a beeping sound,2 Similarly place the mouse cursor on the. Stroke button which is next to the Force,button and right click to select the zero option. Again wait for a few seconds to let the computer,return its value to zero. 3 Click on the Start icon that is, located at the top of the main window The Start Testing window will appear Figure. 4 Click on the Begin Test button found on the Start Testing window Both the upper. and bottom grips will start moving in opposite directions according to the specified. Figure 6 6 A picture of the Start,Testing window, pulling rate Observe the experiment at a safe distance about 1 5 meters away at an.
angle and take note of the failure mode when the specimen fails. Note Be sure to wear safety glasses Do not come close to equipment when the. tensile test is running, 5 A plot of Force kN versus Stroke mm will be generated in real time during the. experiment,2 5 Finishing, 1 The machine will stop automatically when the sample is broken Click the icon. Export and type a file name in the box TXT, 2 Turn the two handles to their OPEN direction one at a time to remove the sample. 3 Press the Return button on the digital controller Both the upper and lower grips. will be returned to their original positions automatically. 4 Repeat step 4 of section 2 2 of the procedure to run more samples Otherwise let. your teaching assistant to print out each of the graphs obtained in the experiments as well. as the file of the generated force and stroke table. 5 Clean up any broken fragments from the specimens. 3 Assignments,Do the following for each of the polymer sample. 3 1 Construct the true stress strain curve hint use the equations 3 and 4 provided in. the Introduction section, 3 2 Calculate the Young s Modulus for each curve and compare with the literature values.

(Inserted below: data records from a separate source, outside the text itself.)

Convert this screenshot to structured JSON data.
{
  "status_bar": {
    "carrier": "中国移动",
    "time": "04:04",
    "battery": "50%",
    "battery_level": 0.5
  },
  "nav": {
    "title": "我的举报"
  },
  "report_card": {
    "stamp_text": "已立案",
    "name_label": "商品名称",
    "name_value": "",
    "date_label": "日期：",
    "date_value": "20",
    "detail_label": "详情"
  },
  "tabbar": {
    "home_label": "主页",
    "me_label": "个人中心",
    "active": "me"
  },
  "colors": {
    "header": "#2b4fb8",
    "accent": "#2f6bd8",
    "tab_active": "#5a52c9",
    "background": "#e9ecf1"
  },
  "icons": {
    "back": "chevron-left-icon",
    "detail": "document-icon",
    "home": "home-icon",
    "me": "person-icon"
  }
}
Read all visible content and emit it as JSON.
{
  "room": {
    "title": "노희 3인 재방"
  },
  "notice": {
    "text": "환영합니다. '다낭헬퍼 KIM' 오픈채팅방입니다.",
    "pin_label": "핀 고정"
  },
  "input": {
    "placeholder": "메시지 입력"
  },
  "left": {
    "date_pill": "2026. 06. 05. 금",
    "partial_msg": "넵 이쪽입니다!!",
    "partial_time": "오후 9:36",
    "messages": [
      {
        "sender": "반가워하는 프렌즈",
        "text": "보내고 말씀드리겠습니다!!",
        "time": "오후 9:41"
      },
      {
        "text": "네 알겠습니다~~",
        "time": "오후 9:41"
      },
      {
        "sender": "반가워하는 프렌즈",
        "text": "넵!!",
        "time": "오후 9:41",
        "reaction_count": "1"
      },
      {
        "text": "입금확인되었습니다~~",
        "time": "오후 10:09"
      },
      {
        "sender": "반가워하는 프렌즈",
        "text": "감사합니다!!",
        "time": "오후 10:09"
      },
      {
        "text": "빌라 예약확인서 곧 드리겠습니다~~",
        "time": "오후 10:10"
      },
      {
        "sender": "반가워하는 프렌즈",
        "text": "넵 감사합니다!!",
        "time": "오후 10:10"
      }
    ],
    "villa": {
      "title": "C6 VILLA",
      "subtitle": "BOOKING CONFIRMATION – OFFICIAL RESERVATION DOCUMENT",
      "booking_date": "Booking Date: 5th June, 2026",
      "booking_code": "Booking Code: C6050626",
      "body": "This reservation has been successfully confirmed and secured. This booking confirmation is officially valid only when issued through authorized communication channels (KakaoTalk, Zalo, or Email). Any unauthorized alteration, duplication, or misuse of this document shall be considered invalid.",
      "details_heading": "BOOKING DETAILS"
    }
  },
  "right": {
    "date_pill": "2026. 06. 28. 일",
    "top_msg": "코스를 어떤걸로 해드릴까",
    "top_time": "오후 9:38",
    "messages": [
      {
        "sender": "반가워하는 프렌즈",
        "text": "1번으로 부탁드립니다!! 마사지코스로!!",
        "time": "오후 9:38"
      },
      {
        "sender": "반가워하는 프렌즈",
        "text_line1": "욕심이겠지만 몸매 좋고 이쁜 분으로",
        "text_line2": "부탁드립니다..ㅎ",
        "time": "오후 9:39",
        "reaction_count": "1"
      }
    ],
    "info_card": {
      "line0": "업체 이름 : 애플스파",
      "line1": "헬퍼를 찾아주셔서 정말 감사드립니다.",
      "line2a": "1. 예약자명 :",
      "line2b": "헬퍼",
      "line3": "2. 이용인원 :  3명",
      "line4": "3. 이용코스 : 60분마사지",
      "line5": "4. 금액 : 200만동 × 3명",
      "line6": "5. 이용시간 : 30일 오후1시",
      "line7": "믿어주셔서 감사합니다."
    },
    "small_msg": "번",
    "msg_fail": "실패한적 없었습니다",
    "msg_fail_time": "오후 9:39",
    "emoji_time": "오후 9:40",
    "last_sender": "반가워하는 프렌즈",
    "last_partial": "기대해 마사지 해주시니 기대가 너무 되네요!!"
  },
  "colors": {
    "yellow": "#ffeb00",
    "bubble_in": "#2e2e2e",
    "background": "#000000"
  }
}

3 3 Analyze the fracture modes of each sample ductile fracture brittle fracture or. The topic of this lab is confined to the tensile property of polymers Figure 6 1 shows a tensile testing machine which looks similar to the one used in this lab This test is a destructive method in which a specimen of a standard shape and dimensions prepared according to ASTM D 638tandard test method for tensile properties of s